A decade old promise in the state remains the creation of new districts. Several political parties can be heard issuing statements on the long unfulfilled poll promise. The demand had first gained attention when in 2011 the then chief minister and BJP leader Ramesh Pokhriyal Nishank had announced the creation of four new districts–Kotdwar, Yamunotri, Ranikhet and Didihat–Nishank. However, the promise never took form.


One of the main demands in Goa has been of restarting mining, which came to a halt in March 2018 following the decision of the Supreme Court to quash the second renewal of 88 mining leases. Goa, whose economy is majorly driven by tourism, also reels under the terrible effects of COVID-19 and the issue is going to play a major role in the upcoming elections. The infrastructure in Goa is one of the issues of concern. The anti-Christian missionaries or the anti-conversion stance of the BJP will also affect the polls in the state.


After the recent civilian killings in Nagaland, there has been clamour in the northeastern states to revoke the Armed Forces (Special Powers) Act or the AFSPA. However, some sections of the society have also batted in favour of AFSPA in Manipur and the issue remains contentious. The other issues that will influence poll results include lack of employment opportunities, lack of infrastructure in the state. The anti-Christian missionaries stance of the BJP-led government at Centre is also one of the key points in focus for the upcoming assembly elections in the North-East Indian state.

Poll Dates Announced

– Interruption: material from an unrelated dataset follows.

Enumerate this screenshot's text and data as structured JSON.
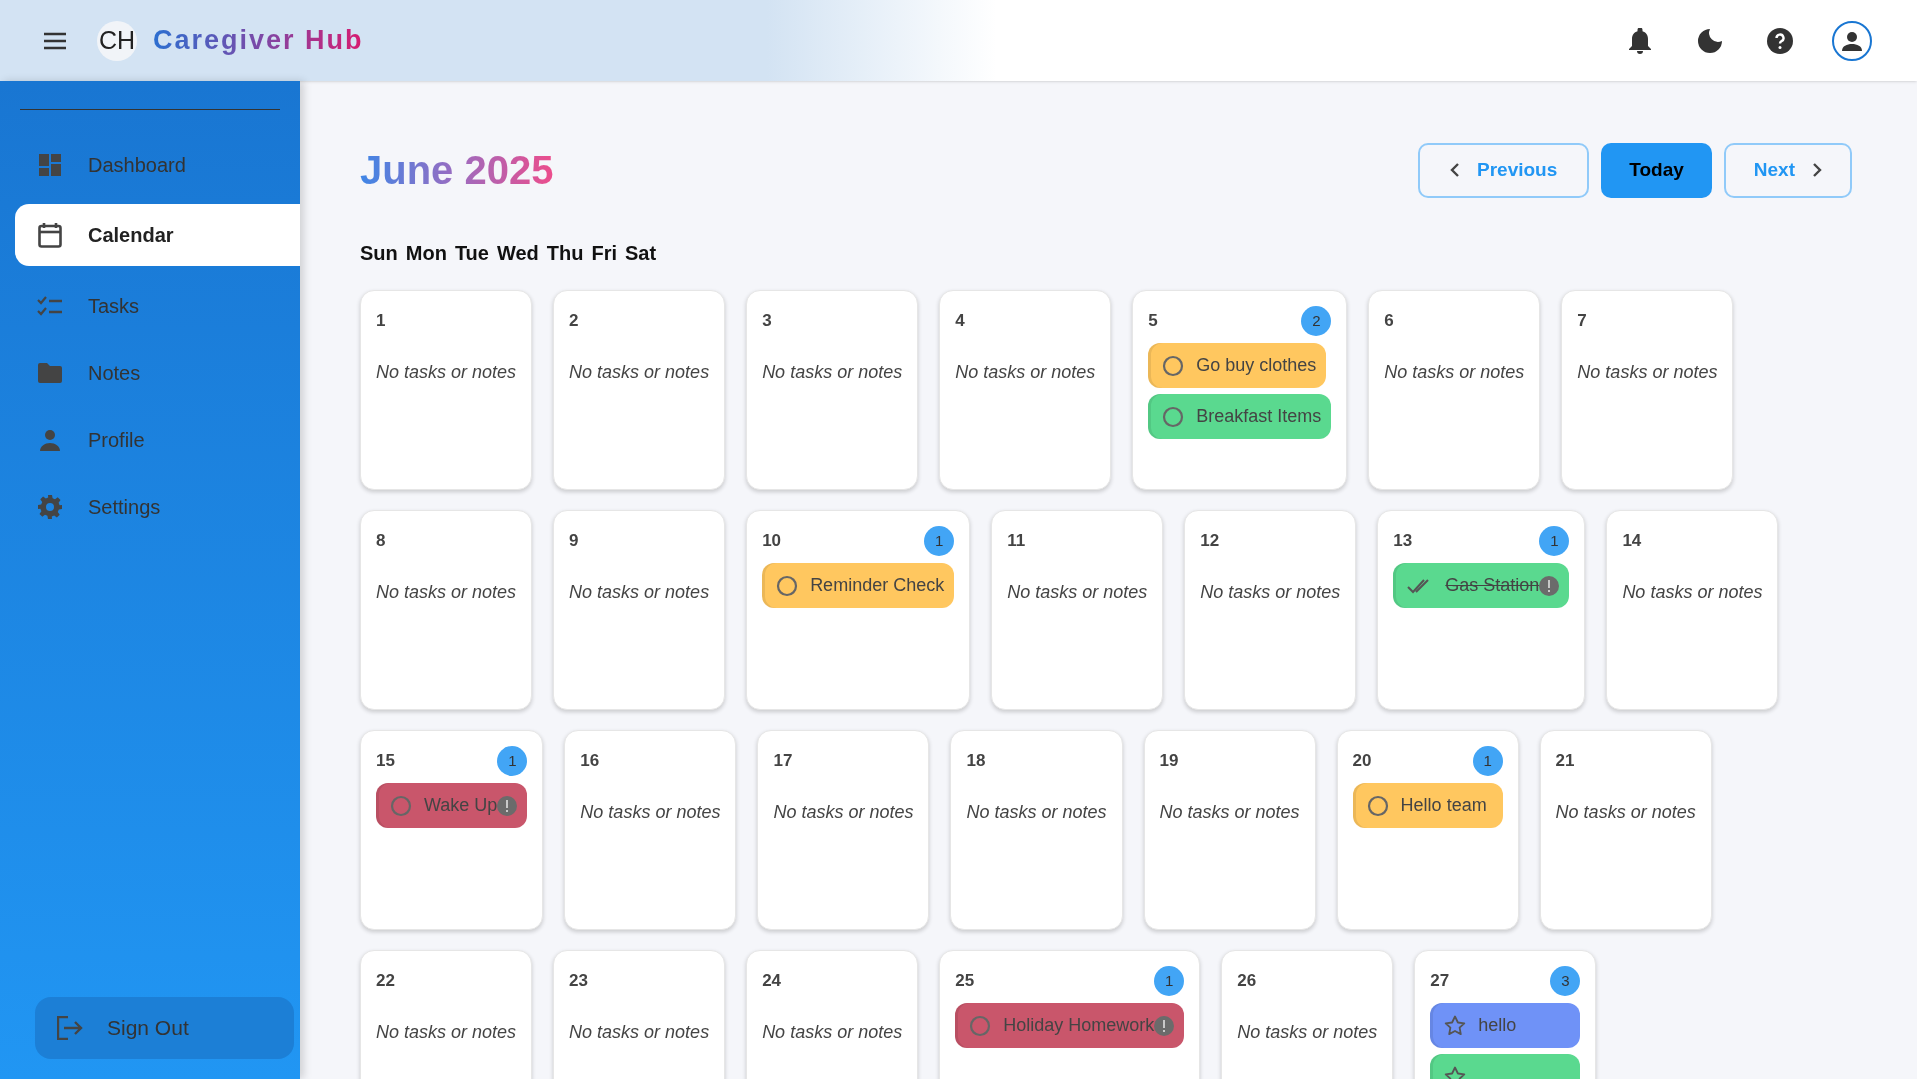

The Election Commission on Saturday announced the dates to the Assembly polls in the five states of Utttar Pradesh, Uttarakhand, Punjab, Goa and Manipur. Uttar Pradesh will go to poll in seven phases from February 10 to March 7, Punjab, Uttarakhand and Goa will vote on February 14 and Manipur to vote in two phases on February 27 and March 3. The counting of votes will take place on March 10, the Election Commission said on Saturday. With the announcement of dates, the Model Code of Conduct came into force in all these five states.

As COVID-19 cases spiral in the country, the Election Commission on Saturday banned election rallies, roadshows and corner meetings till January 15 in the five poll-bound states. Chief Election Commissioner Sushil Chandra said the poll authority will review the COVID-19 situation on January 15 and take a further call on allowing public rallies.

“The Commission will not hesitate to bar parties from further rallies if COVID protocol is not followed,” Chandra said. The Commission also set out stringent COVID guidelines, restricting the number of persons allowed for door-to-door campaigns to five.